> Exercise brief
Every entry should be given again exactly, with nothing dropped.

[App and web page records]
----------

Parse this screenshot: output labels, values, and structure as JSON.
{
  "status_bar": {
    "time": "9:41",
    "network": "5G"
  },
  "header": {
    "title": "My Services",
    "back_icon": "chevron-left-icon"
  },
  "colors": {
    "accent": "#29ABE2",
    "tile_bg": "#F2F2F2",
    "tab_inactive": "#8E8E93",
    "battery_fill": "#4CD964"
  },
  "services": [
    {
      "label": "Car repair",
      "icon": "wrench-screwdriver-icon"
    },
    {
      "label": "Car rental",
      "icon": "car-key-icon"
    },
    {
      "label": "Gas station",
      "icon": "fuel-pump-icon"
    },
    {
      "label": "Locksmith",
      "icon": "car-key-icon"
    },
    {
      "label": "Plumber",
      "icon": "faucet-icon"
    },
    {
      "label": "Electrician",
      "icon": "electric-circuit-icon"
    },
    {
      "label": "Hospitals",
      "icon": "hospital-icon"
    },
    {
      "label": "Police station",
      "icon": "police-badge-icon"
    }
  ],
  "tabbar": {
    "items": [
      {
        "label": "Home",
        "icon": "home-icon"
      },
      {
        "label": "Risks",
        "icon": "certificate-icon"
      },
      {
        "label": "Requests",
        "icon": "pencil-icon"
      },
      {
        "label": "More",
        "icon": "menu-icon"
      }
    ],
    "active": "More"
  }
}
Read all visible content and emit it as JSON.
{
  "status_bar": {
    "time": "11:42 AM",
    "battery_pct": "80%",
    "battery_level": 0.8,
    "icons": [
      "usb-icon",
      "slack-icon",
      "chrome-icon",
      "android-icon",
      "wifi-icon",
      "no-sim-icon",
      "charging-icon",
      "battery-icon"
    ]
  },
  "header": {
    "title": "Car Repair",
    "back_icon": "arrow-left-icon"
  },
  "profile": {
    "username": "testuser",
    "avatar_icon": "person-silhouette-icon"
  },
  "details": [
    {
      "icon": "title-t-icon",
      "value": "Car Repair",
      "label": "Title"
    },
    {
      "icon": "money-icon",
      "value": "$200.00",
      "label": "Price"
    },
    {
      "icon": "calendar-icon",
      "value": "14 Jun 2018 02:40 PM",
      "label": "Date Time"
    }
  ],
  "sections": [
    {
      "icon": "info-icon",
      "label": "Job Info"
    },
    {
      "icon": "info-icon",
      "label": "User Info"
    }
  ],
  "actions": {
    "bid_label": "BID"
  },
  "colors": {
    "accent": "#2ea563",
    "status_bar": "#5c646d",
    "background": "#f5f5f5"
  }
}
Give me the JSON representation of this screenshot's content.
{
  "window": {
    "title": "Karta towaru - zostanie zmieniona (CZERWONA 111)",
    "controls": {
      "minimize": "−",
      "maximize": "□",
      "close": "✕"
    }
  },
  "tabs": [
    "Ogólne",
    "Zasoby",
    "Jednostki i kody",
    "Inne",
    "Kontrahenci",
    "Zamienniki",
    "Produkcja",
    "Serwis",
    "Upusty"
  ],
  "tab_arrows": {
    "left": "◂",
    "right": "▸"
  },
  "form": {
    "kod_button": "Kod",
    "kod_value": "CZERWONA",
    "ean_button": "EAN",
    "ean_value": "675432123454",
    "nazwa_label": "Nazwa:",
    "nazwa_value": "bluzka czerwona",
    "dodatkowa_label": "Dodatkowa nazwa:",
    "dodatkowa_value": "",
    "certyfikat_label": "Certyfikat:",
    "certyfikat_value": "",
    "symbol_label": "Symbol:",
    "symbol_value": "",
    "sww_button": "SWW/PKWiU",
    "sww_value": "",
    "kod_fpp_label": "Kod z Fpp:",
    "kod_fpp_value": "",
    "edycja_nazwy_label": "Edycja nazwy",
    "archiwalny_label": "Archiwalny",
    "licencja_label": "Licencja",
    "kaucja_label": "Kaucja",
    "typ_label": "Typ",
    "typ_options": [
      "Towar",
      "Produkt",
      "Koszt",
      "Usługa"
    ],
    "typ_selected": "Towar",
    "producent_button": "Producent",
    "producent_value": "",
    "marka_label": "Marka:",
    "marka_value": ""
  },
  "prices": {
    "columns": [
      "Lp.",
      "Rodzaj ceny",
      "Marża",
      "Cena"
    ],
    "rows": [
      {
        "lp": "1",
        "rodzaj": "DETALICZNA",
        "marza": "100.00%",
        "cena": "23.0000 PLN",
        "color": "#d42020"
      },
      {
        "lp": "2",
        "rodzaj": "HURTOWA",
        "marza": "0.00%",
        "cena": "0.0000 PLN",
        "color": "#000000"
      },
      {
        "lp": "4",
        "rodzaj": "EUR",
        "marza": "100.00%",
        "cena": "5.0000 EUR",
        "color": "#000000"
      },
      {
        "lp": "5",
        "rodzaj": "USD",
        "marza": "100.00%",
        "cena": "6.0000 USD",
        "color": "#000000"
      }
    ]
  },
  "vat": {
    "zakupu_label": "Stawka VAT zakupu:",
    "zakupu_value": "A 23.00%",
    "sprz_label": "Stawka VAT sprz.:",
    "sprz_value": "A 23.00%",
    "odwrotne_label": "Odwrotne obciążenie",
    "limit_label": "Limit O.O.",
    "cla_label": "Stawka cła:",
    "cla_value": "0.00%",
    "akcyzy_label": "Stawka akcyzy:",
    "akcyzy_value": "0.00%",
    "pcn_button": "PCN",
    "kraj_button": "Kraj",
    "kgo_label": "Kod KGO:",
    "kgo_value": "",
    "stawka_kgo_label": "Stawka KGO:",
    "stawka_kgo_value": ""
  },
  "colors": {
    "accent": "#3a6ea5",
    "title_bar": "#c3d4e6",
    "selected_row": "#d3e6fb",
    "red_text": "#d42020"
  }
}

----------

> Result for this task
Parse this screenshot: output labels, values, and structure as JSON.
{
  "status_bar": {
    "time": "9:41",
    "network": "5G"
  },
  "header": {
    "title": "My Services",
    "back_icon": "chevron-left-icon"
  },
  "colors": {
    "accent": "#29ABE2",
    "tile_bg": "#F2F2F2",
    "tab_inactive": "#8E8E93",
    "battery_fill": "#4CD964"
  },
  "services": [
    {
      "label": "Car repair",
      "icon": "wrench-screwdriver-icon"
    },
    {
      "label": "Car rental",
      "icon": "car-key-icon"
    },
    {
      "label": "Gas station",
      "icon": "fuel-pump-icon"
    },
    {
      "label": "Locksmith",
      "icon": "car-key-icon"
    },
    {
      "label": "Plumber",
      "icon": "faucet-icon"
    },
    {
      "label": "Electrician",
      "icon": "electric-circuit-icon"
    },
    {
      "label": "Hospitals",
      "icon": "hospital-icon"
    },
    {
      "label": "Police station",
      "icon": "police-badge-icon"
    }
  ],
  "tabbar": {
    "items": [
      {
        "label": "Home",
        "icon": "home-icon"
      },
      {
        "label": "Risks",
        "icon": "certificate-icon"
      },
      {
        "label": "Requests",
        "icon": "pencil-icon"
      },
      {
        "label": "More",
        "icon": "menu-icon"
      }
    ],
    "active": "More"
  }
}
Read all visible content and emit it as JSON.
{
  "status_bar": {
    "time": "11:42 AM",
    "battery_pct": "80%",
    "battery_level": 0.8,
    "icons": [
      "usb-icon",
      "slack-icon",
      "chrome-icon",
      "android-icon",
      "wifi-icon",
      "no-sim-icon",
      "charging-icon",
      "battery-icon"
    ]
  },
  "header": {
    "title": "Car Repair",
    "back_icon": "arrow-left-icon"
  },
  "profile": {
    "username": "testuser",
    "avatar_icon": "person-silhouette-icon"
  },
  "details": [
    {
      "icon": "title-t-icon",
      "value": "Car Repair",
      "label": "Title"
    },
    {
      "icon": "money-icon",
      "value": "$200.00",
      "label": "Price"
    },
    {
      "icon": "calendar-icon",
      "value": "14 Jun 2018 02:40 PM",
      "label": "Date Time"
    }
  ],
  "sections": [
    {
      "icon": "info-icon",
      "label": "Job Info"
    },
    {
      "icon": "info-icon",
      "label": "User Info"
    }
  ],
  "actions": {
    "bid_label": "BID"
  },
  "colors": {
    "accent": "#2ea563",
    "status_bar": "#5c646d",
    "background": "#f5f5f5"
  }
}
Give me the JSON representation of this screenshot's content.
{
  "window": {
    "title": "Karta towaru - zostanie zmieniona (CZERWONA 111)",
    "controls": {
      "minimize": "−",
      "maximize": "□",
      "close": "✕"
    }
  },
  "tabs": [
    "Ogólne",
    "Zasoby",
    "Jednostki i kody",
    "Inne",
    "Kontrahenci",
    "Zamienniki",
    "Produkcja",
    "Serwis",
    "Upusty"
  ],
  "tab_arrows": {
    "left": "◂",
    "right": "▸"
  },
  "form": {
    "kod_button": "Kod",
    "kod_value": "CZERWONA",
    "ean_button": "EAN",
    "ean_value": "675432123454",
    "nazwa_label": "Nazwa:",
    "nazwa_value": "bluzka czerwona",
    "dodatkowa_label": "Dodatkowa nazwa:",
    "dodatkowa_value": "",
    "certyfikat_label": "Certyfikat:",
    "certyfikat_value": "",
    "symbol_label": "Symbol:",
    "symbol_value": "",
    "sww_button": "SWW/PKWiU",
    "sww_value": "",
    "kod_fpp_label": "Kod z Fpp:",
    "kod_fpp_value": "",
    "edycja_nazwy_label": "Edycja nazwy",
    "archiwalny_label": "Archiwalny",
    "licencja_label": "Licencja",
    "kaucja_label": "Kaucja",
    "typ_label": "Typ",
    "typ_options": [
      "Towar",
      "Produkt",
      "Koszt",
      "Usługa"
    ],
    "typ_selected": "Towar",
    "producent_button": "Producent",
    "producent_value": "",
    "marka_label": "Marka:",
    "marka_value": ""
  },
  "prices": {
    "columns": [
      "Lp.",
      "Rodzaj ceny",
      "Marża",
      "Cena"
    ],
    "rows": [
      {
        "lp": "1",
        "rodzaj": "DETALICZNA",
        "marza": "100.00%",
        "cena": "23.0000 PLN",
        "color": "#d42020"
      },
      {
        "lp": "2",
        "rodzaj": "HURTOWA",
        "marza": "0.00%",
        "cena": "0.0000 PLN",
        "color": "#000000"
      },
      {
        "lp": "4",
        "rodzaj": "EUR",
        "marza": "100.00%",
        "cena": "5.0000 EUR",
        "color": "#000000"
      },
      {
        "lp": "5",
        "rodzaj": "USD",
        "marza": "100.00%",
        "cena": "6.0000 USD",
        "color": "#000000"
      }
    ]
  },
  "vat": {
    "zakupu_label": "Stawka VAT zakupu:",
    "zakupu_value": "A 23.00%",
    "sprz_label": "Stawka VAT sprz.:",
    "sprz_value": "A 23.00%",
    "odwrotne_label": "Odwrotne obciążenie",
    "limit_label": "Limit O.O.",
    "cla_label": "Stawka cła:",
    "cla_value": "0.00%",
    "akcyzy_label": "Stawka akcyzy:",
    "akcyzy_value": "0.00%",
    "pcn_button": "PCN",
    "kraj_button": "Kraj",
    "kgo_label": "Kod KGO:",
    "kgo_value": "",
    "stawka_kgo_label": "Stawka KGO:",
    "stawka_kgo_value": ""
  },
  "colors": {
    "accent": "#3a6ea5",
    "title_bar": "#c3d4e6",
    "selected_row": "#d3e6fb",
    "red_text": "#d42020"
  }
}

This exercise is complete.